The case looks to cover all persons and entities in the United States who bought or leased a model year 2014 to present General Motors vehicle, including any of the Cadillac, Chevy or GMC models listed on this page, with a 5.3L, 6.0L or 6.2L V8 engine.
I used to or currently own/lease one of these cars. What do I do now?
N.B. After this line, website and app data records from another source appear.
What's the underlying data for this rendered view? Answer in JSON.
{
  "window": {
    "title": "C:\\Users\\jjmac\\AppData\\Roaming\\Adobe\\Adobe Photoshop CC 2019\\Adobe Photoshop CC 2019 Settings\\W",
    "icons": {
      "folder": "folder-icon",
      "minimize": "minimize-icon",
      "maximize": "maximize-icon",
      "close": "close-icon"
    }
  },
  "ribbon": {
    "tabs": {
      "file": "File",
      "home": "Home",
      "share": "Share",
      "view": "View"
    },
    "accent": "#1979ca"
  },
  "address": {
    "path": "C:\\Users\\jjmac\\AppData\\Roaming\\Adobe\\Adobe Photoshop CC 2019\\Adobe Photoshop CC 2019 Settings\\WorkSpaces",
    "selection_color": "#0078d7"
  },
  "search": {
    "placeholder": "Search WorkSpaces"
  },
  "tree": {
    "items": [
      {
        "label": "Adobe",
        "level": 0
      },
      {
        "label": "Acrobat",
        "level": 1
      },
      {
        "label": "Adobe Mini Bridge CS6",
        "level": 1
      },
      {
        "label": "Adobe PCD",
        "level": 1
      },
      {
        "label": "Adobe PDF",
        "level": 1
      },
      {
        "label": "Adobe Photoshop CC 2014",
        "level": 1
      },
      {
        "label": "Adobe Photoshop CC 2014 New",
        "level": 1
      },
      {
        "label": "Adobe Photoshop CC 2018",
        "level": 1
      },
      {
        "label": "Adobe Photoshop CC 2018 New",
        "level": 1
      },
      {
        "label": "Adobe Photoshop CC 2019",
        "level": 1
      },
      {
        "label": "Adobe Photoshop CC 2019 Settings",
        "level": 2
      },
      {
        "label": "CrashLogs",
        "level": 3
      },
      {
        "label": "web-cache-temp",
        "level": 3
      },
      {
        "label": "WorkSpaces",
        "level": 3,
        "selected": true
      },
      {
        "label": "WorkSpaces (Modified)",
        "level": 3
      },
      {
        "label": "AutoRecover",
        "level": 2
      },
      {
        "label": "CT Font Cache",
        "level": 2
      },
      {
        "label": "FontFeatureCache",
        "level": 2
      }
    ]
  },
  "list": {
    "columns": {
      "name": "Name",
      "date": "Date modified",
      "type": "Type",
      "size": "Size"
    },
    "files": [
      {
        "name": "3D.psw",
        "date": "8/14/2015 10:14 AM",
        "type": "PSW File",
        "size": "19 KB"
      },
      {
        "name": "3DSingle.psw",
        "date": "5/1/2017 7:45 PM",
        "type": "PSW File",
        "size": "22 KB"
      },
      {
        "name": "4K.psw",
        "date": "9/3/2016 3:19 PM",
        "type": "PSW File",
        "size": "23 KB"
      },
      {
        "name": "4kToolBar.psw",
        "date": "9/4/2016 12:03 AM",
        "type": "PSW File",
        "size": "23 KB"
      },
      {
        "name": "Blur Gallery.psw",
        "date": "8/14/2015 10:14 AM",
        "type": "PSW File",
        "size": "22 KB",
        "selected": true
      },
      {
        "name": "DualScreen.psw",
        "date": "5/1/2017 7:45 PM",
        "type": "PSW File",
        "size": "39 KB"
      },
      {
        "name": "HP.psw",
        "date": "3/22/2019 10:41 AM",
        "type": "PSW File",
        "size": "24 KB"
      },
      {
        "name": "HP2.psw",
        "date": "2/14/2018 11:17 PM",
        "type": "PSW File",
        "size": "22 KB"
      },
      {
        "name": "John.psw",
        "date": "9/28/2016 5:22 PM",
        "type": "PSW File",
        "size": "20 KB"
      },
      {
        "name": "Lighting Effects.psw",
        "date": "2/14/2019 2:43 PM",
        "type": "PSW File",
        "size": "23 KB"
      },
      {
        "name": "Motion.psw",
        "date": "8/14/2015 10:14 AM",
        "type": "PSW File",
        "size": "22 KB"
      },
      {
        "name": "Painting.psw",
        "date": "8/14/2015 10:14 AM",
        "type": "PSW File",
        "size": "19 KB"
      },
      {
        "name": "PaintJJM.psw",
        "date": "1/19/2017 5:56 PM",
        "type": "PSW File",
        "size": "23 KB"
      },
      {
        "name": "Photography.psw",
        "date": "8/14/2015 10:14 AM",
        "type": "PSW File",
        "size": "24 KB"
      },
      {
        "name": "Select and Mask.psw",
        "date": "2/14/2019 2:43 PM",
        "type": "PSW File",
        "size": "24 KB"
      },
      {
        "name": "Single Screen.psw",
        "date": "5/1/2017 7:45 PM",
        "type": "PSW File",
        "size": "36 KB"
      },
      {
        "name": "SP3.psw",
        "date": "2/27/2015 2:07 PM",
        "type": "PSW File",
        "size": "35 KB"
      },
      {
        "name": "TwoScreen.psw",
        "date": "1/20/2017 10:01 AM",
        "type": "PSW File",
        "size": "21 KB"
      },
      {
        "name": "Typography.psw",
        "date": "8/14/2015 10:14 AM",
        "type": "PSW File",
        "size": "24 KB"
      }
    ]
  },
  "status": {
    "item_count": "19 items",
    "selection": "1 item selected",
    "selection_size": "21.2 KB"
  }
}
It’s important to remember that class action lawsuits generally take time to work their way through the legal process, usually on the way toward a settlement, dismissal or arbitration outside of court. While the litigation rolls on, sign up for ClassAction.org’s free weekly newsletter to stay on top of things.